During discussion of city budgets concerns at the city meeting, city clerk LuAnn Kramer informed commissioners that most utility payments were being made in a timely manner, even with the commission’s decision not to turn off electricity and water for delinquent accounts.

Commissioners were told that the accounts that have currently become delinquent are ones that have a history of delinquency.

Door-knob delinquency notices will continue to be issued, but will not have a shut-off notification.

Commissioners also wrangled with how city services would be handled if there is a coronavirus outbreak in Pratt.

Mayor Schmidt asked Pinkall to develop a flow chart of responsibilities so business could continue without interruption of waiting for the next commission meeting.

“If two of us get sick, the commission won’t be able to do business,” Schmidt said.

Commissioner Meyer suggested that key personnel, including Pinkall, Public Works Director Russ Rambat, and Probst maintain safe physical distances as a precautionary measure.

Mayor Schmidt favored curtailing city expenditures for non-essential items, since city sales tax revenues will be reduced with non-essential businesses being closed.

While the novel coronavirus continues as a threat, city commission meetings will be conducted as public Zoom sessions, including the next regular city commission meeting at 5 p.m. Monday April 6.

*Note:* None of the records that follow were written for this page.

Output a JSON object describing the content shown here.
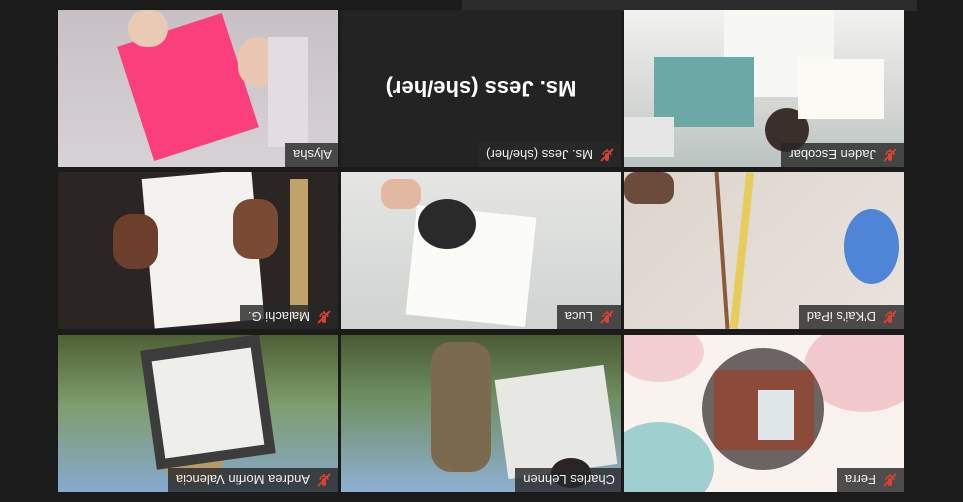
{
  "participants": [
    {
      "name": "Jaden Escobar"
    },
    {
      "name": "Ms. Jess (she/her)"
    },
    {
      "name": "Alysha"
    },
    {
      "name": "D'Kai's iPad"
    },
    {
      "name": "Luca"
    },
    {
      "name": "Malachi G."
    },
    {
      "name": "Ferra"
    },
    {
      "name": "Charles Lehnen"
    },
    {
      "name": "Andrea Morfin Valencia"
    }
  ],
  "center_label": "Ms. Jess (she/her)",
  "colors": {
    "background": "#1b1b1b",
    "active_speaker": "#c6d96a",
    "mic_muted": "#e0412f"
  },
  "icons": {
    "mic": "mic-muted-icon"
  }
}
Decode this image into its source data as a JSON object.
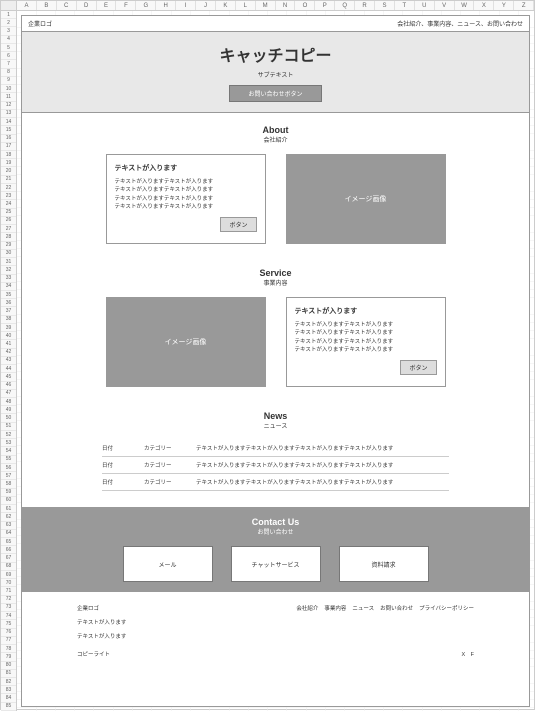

Details on how to access the remote Zoom sessions will be posted on the City of Pratt website All are welcome to listen.